### What is being asked
Could you copy each line of the listing below that has the word "label"?
== == ==
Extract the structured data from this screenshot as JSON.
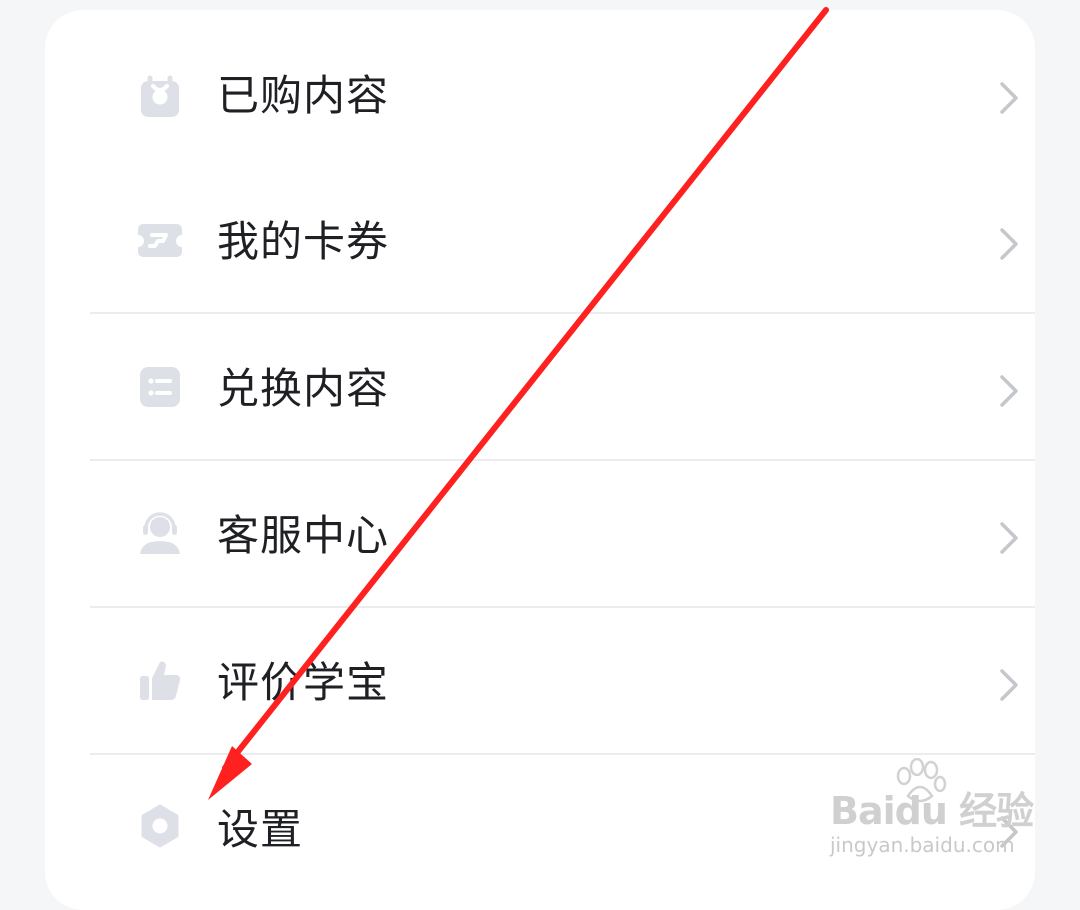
{
  "menu": {
    "items": [
      {
        "label": "已购内容",
        "icon": "purchased-bag-icon"
      },
      {
        "label": "我的卡券",
        "icon": "ticket-icon"
      },
      {
        "label": "兑换内容",
        "icon": "list-card-icon"
      },
      {
        "label": "客服中心",
        "icon": "headset-agent-icon"
      },
      {
        "label": "评价学宝",
        "icon": "thumbs-up-icon"
      },
      {
        "label": "设置",
        "icon": "settings-hexagon-icon"
      }
    ]
  },
  "watermark": {
    "text": "jingyan.baidu.com",
    "brand": "Baidu 经验"
  },
  "colors": {
    "icon_gray": "#dde1e7",
    "chevron_gray": "#c4c7cc",
    "arrow_red": "#ff2020",
    "separator": "#ececef"
  }
}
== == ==
### Solution to the problem
        "label": "已购内容",
        "label": "我的卡券",
        "label": "兑换内容",
        "label": "客服中心",
        "label": "评价学宝",
        "label": "设置",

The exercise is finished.